#### Records for this exercise ####
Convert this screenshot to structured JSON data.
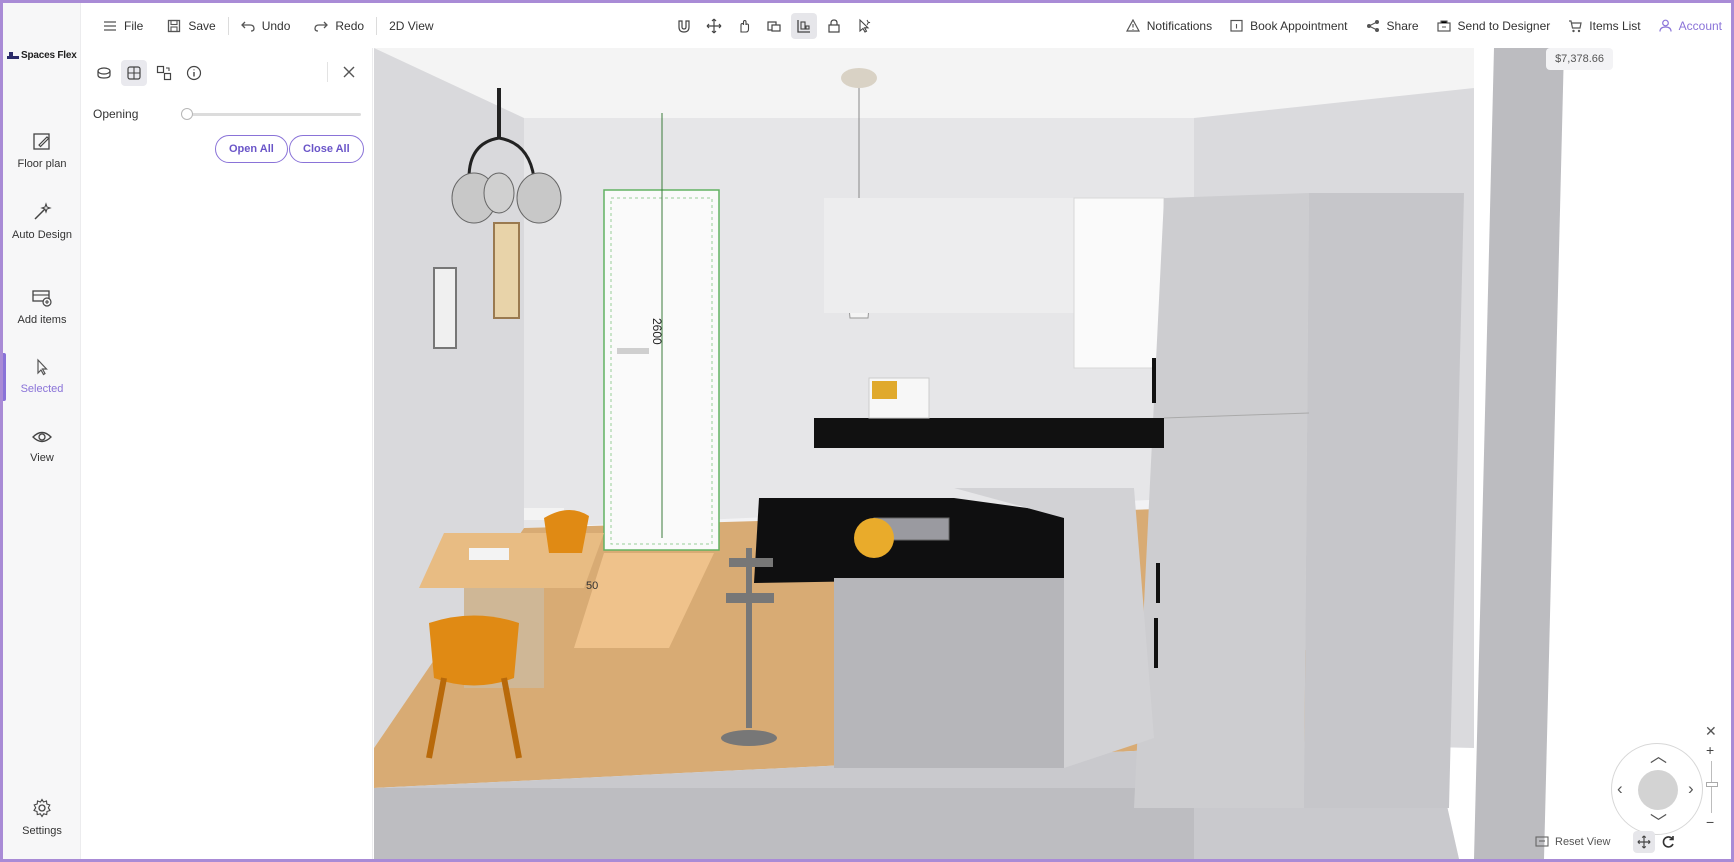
{
  "brand": {
    "name": "Spaces Flex"
  },
  "toolbar": {
    "file": "File",
    "save": "Save",
    "undo": "Undo",
    "redo": "Redo",
    "view_2d": "2D View",
    "notifications": "Notifications",
    "book_appointment": "Book Appointment",
    "share": "Share",
    "send_to_designer": "Send to Designer",
    "items_list": "Items List",
    "account": "Account"
  },
  "sidebar": {
    "items": [
      {
        "label": "Floor plan",
        "icon": "floor-plan-icon"
      },
      {
        "label": "Auto Design",
        "icon": "magic-wand-icon"
      },
      {
        "label": "Add items",
        "icon": "add-items-icon"
      },
      {
        "label": "Selected",
        "icon": "cursor-icon",
        "active": true
      },
      {
        "label": "View",
        "icon": "eye-icon"
      }
    ],
    "settings": "Settings"
  },
  "panel": {
    "opening_label": "Opening",
    "opening_value": 0,
    "open_all": "Open All",
    "close_all": "Close All"
  },
  "viewport": {
    "price": "$7,378.66",
    "dimension_height": "2600",
    "dimension_width": "50",
    "reset_view": "Reset View"
  },
  "colors": {
    "accent": "#8a73d8",
    "border": "#a98bd6",
    "countertop": "#111111",
    "floor": "#d6a871",
    "chair": "#e08a14"
  }
}
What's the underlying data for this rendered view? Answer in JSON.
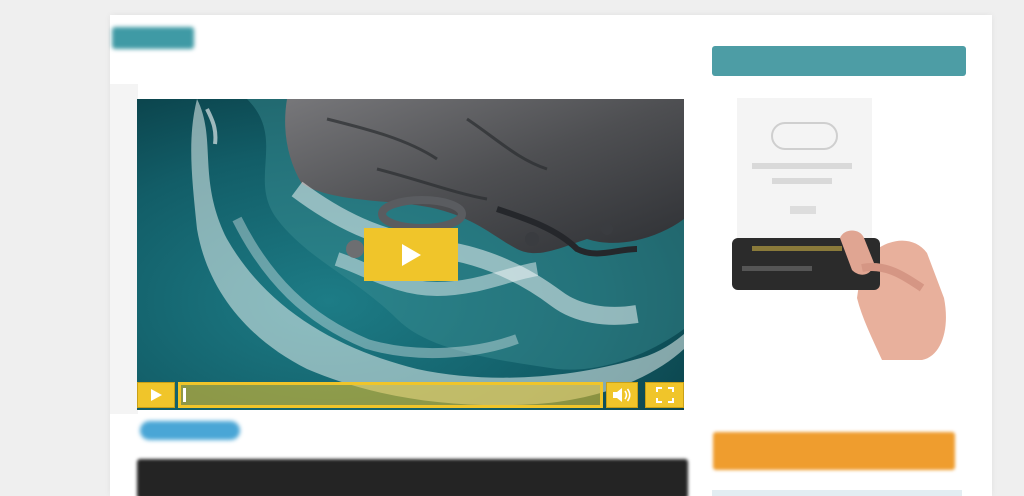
{
  "page": {
    "top_tag": "",
    "subtitle": "",
    "bottom_tag": ""
  },
  "video": {
    "big_play_icon": "play-icon",
    "controls": {
      "play_icon": "play-icon",
      "progress_fraction": 0.0,
      "volume_icon": "volume-icon",
      "fullscreen_icon": "fullscreen-icon"
    },
    "accent_color": "#f0c52a"
  },
  "sidebar": {
    "header_text": "",
    "promo_text": "",
    "cta_label": "",
    "header_color": "#4d9da5",
    "cta_color": "#ef9d2e"
  }
}
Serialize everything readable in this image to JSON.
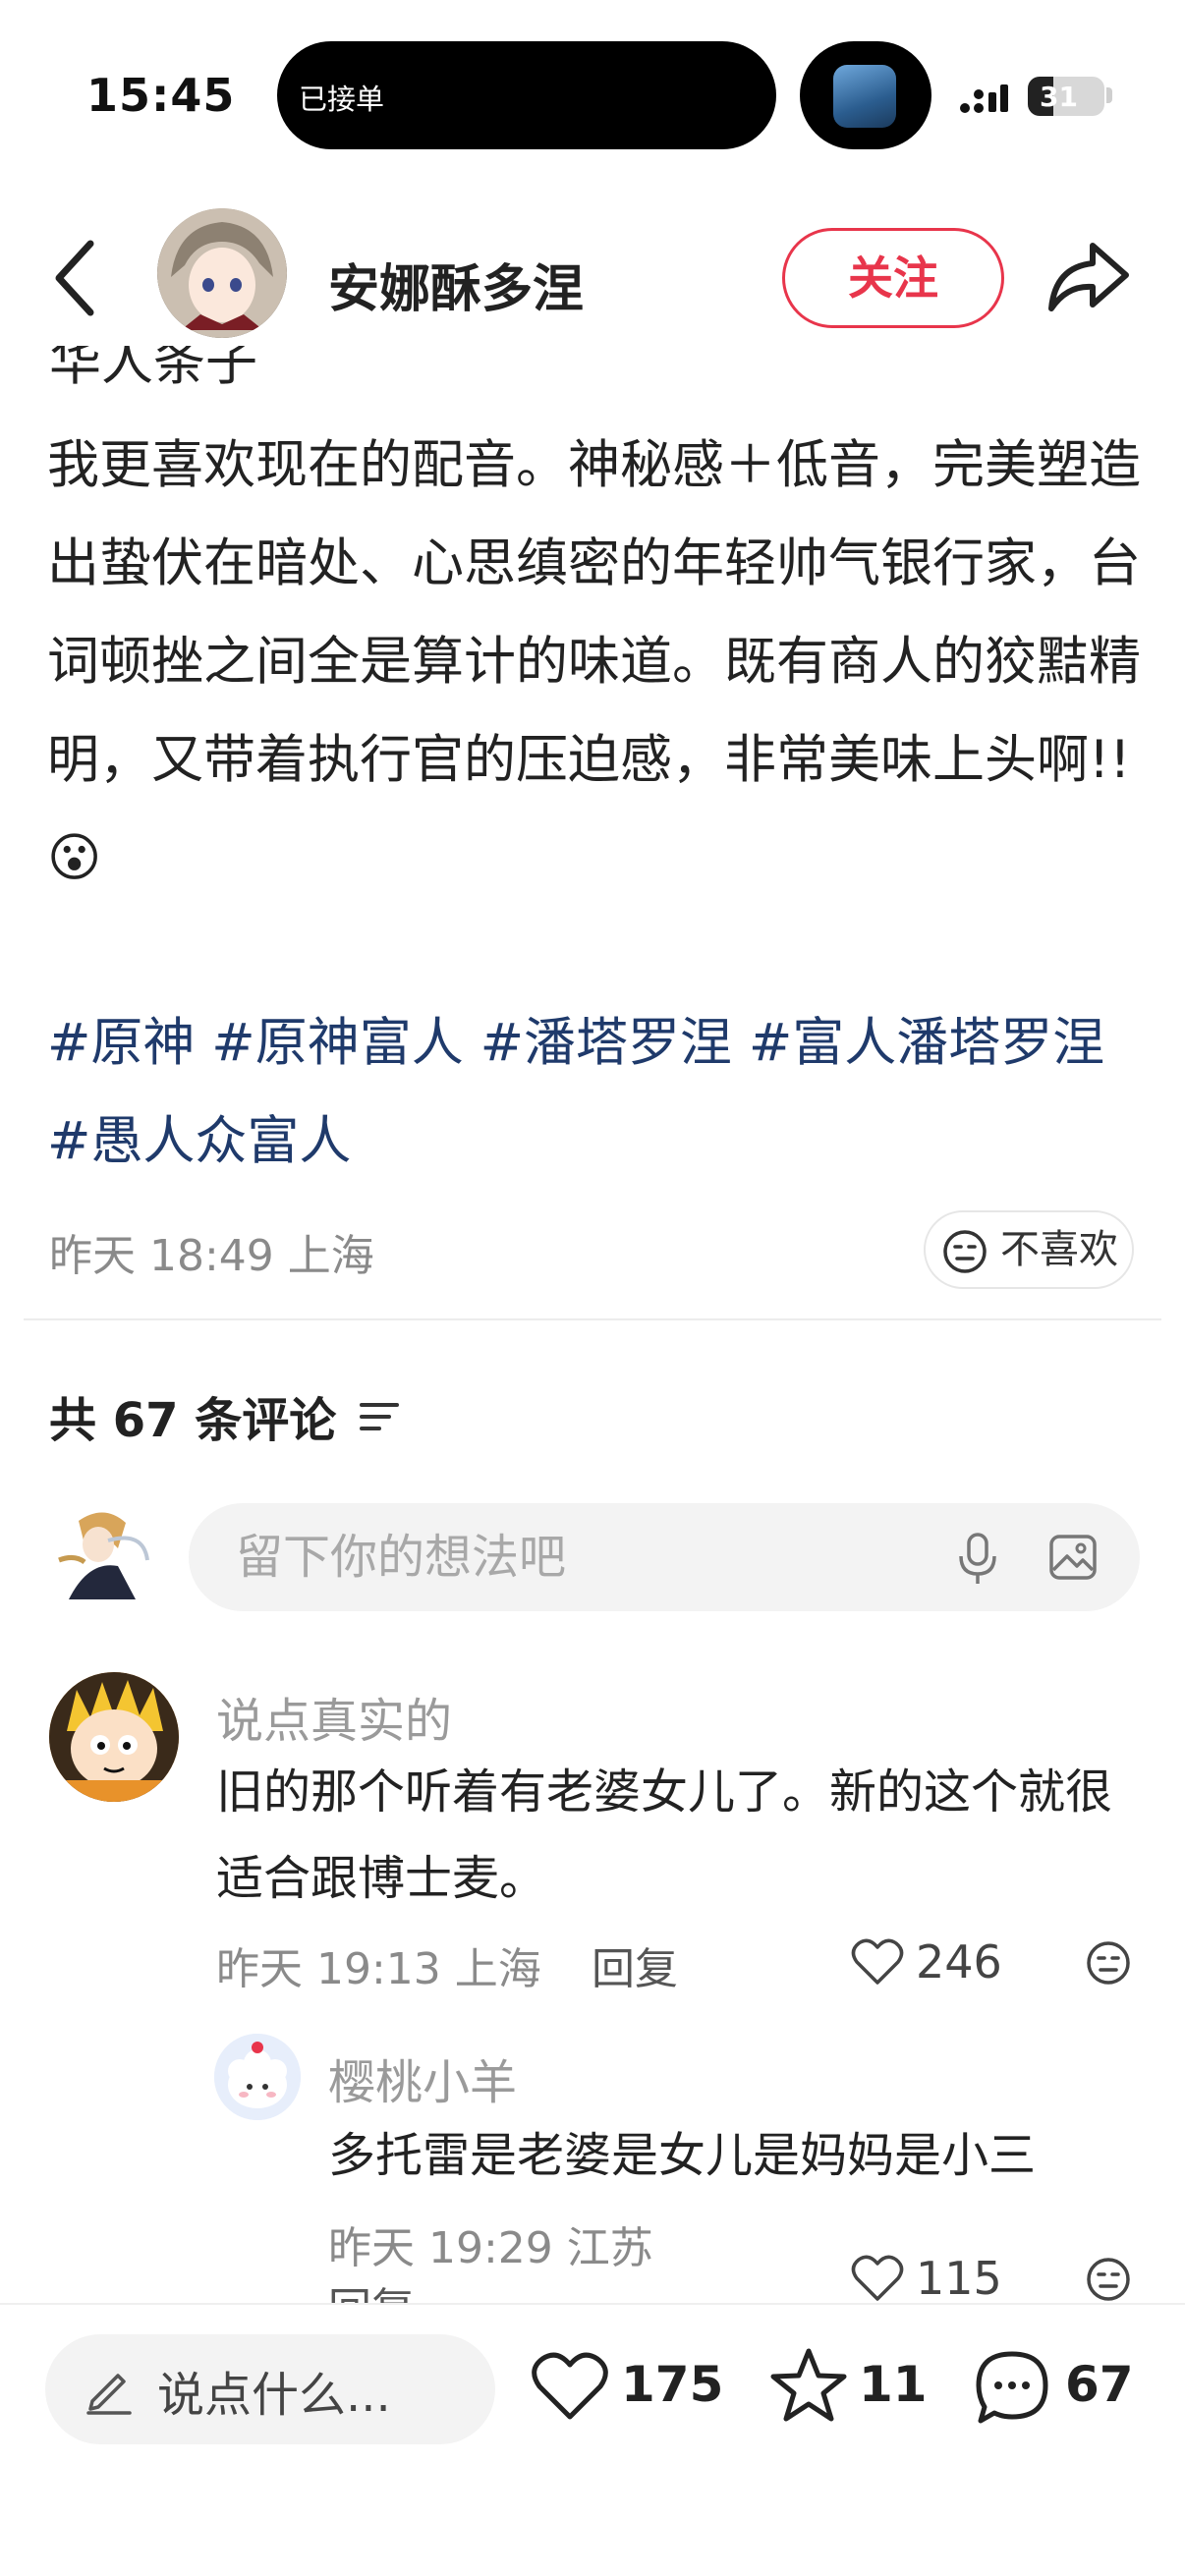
{
  "status_bar": {
    "time": "15:45",
    "island_label": "已接单",
    "battery": "31"
  },
  "header": {
    "author_name": "安娜酥多涅",
    "follow_label": "关注"
  },
  "post": {
    "cut_line_text": "华人条子",
    "body": "我更喜欢现在的配音。神秘感＋低音，完美塑造出蛰伏在暗处、心思缜密的年轻帅气银行家，台词顿挫之间全是算计的味道。既有商人的狡黠精明，又带着执行官的压迫感，非常美味上头啊!!😮",
    "hashtags": [
      "#原神",
      "#原神富人",
      "#潘塔罗涅",
      "#富人潘塔罗涅",
      "#愚人众富人"
    ],
    "meta": "昨天 18:49 上海",
    "dislike_label": "不喜欢"
  },
  "comments_section": {
    "count_label": "共 67 条评论",
    "input_placeholder": "留下你的想法吧",
    "comments": [
      {
        "author": "说点真实的",
        "text": "旧的那个听着有老婆女儿了。新的这个就很适合跟博士麦。",
        "meta": "昨天 19:13 上海",
        "reply_label": "回复",
        "likes": "246"
      }
    ],
    "replies": [
      {
        "author": "樱桃小羊",
        "text": "多托雷是老婆是女儿是妈妈是小三",
        "meta": "昨天 19:29 江苏",
        "reply_label": "回复",
        "likes": "115"
      }
    ]
  },
  "bottom_bar": {
    "say_placeholder": "说点什么...",
    "likes": "175",
    "stars": "11",
    "comments": "67"
  },
  "colors": {
    "accent": "#e8354b",
    "hashtag": "#1f3a6b",
    "muted": "#8a8a8a"
  },
  "icons": [
    "back-icon",
    "share-icon",
    "dislike-face-icon",
    "sort-icon",
    "mic-icon",
    "image-icon",
    "heart-icon",
    "star-icon",
    "comment-icon",
    "pen-icon"
  ]
}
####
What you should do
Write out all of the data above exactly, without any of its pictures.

Solution to the exercise
Convert this screenshot to structured JSON data.
{
  "brand": {
    "name": "Spaces Flex"
  },
  "toolbar": {
    "file": "File",
    "save": "Save",
    "undo": "Undo",
    "redo": "Redo",
    "view_2d": "2D View",
    "notifications": "Notifications",
    "book_appointment": "Book Appointment",
    "share": "Share",
    "send_to_designer": "Send to Designer",
    "items_list": "Items List",
    "account": "Account"
  },
  "sidebar": {
    "items": [
      {
        "label": "Floor plan",
        "icon": "floor-plan-icon"
      },
      {
        "label": "Auto Design",
        "icon": "magic-wand-icon"
      },
      {
        "label": "Add items",
        "icon": "add-items-icon"
      },
      {
        "label": "Selected",
        "icon": "cursor-icon",
        "active": true
      },
      {
        "label": "View",
        "icon": "eye-icon"
      }
    ],
    "settings": "Settings"
  },
  "panel": {
    "opening_label": "Opening",
    "opening_value": 0,
    "open_all": "Open All",
    "close_all": "Close All"
  },
  "viewport": {
    "price": "$7,378.66",
    "dimension_height": "2600",
    "dimension_width": "50",
    "reset_view": "Reset View"
  },
  "colors": {
    "accent": "#8a73d8",
    "border": "#a98bd6",
    "countertop": "#111111",
    "floor": "#d6a871",
    "chair": "#e08a14"
  }
}
What's the underlying data for this rendered view? Answer in JSON.
{
  "page": {
    "top_tag": "",
    "subtitle": "",
    "bottom_tag": ""
  },
  "video": {
    "big_play_icon": "play-icon",
    "controls": {
      "play_icon": "play-icon",
      "progress_fraction": 0.0,
      "volume_icon": "volume-icon",
      "fullscreen_icon": "fullscreen-icon"
    },
    "accent_color": "#f0c52a"
  },
  "sidebar": {
    "header_text": "",
    "promo_text": "",
    "cta_label": "",
    "header_color": "#4d9da5",
    "cta_color": "#ef9d2e"
  }
}
Serialize everything readable in this image to JSON.
{
  "status_bar": {
    "time": "15:45",
    "island_label": "已接单",
    "battery": "31"
  },
  "header": {
    "author_name": "安娜酥多涅",
    "follow_label": "关注"
  },
  "post": {
    "cut_line_text": "华人条子",
    "body": "我更喜欢现在的配音。神秘感＋低音，完美塑造出蛰伏在暗处、心思缜密的年轻帅气银行家，台词顿挫之间全是算计的味道。既有商人的狡黠精明，又带着执行官的压迫感，非常美味上头啊!!😮",
    "hashtags": [
      "#原神",
      "#原神富人",
      "#潘塔罗涅",
      "#富人潘塔罗涅",
      "#愚人众富人"
    ],
    "meta": "昨天 18:49 上海",
    "dislike_label": "不喜欢"
  },
  "comments_section": {
    "count_label": "共 67 条评论",
    "input_placeholder": "留下你的想法吧",
    "comments": [
      {
        "author": "说点真实的",
        "text": "旧的那个听着有老婆女儿了。新的这个就很适合跟博士麦。",
        "meta": "昨天 19:13 上海",
        "reply_label": "回复",
        "likes": "246"
      }
    ],
    "replies": [
      {
        "author": "樱桃小羊",
        "text": "多托雷是老婆是女儿是妈妈是小三",
        "meta": "昨天 19:29 江苏",
        "reply_label": "回复",
        "likes": "115"
      }
    ]
  },
  "bottom_bar": {
    "say_placeholder": "说点什么...",
    "likes": "175",
    "stars": "11",
    "comments": "67"
  },
  "colors": {
    "accent": "#e8354b",
    "hashtag": "#1f3a6b",
    "muted": "#8a8a8a"
  },
  "icons": [
    "back-icon",
    "share-icon",
    "dislike-face-icon",
    "sort-icon",
    "mic-icon",
    "image-icon",
    "heart-icon",
    "star-icon",
    "comment-icon",
    "pen-icon"
  ]
}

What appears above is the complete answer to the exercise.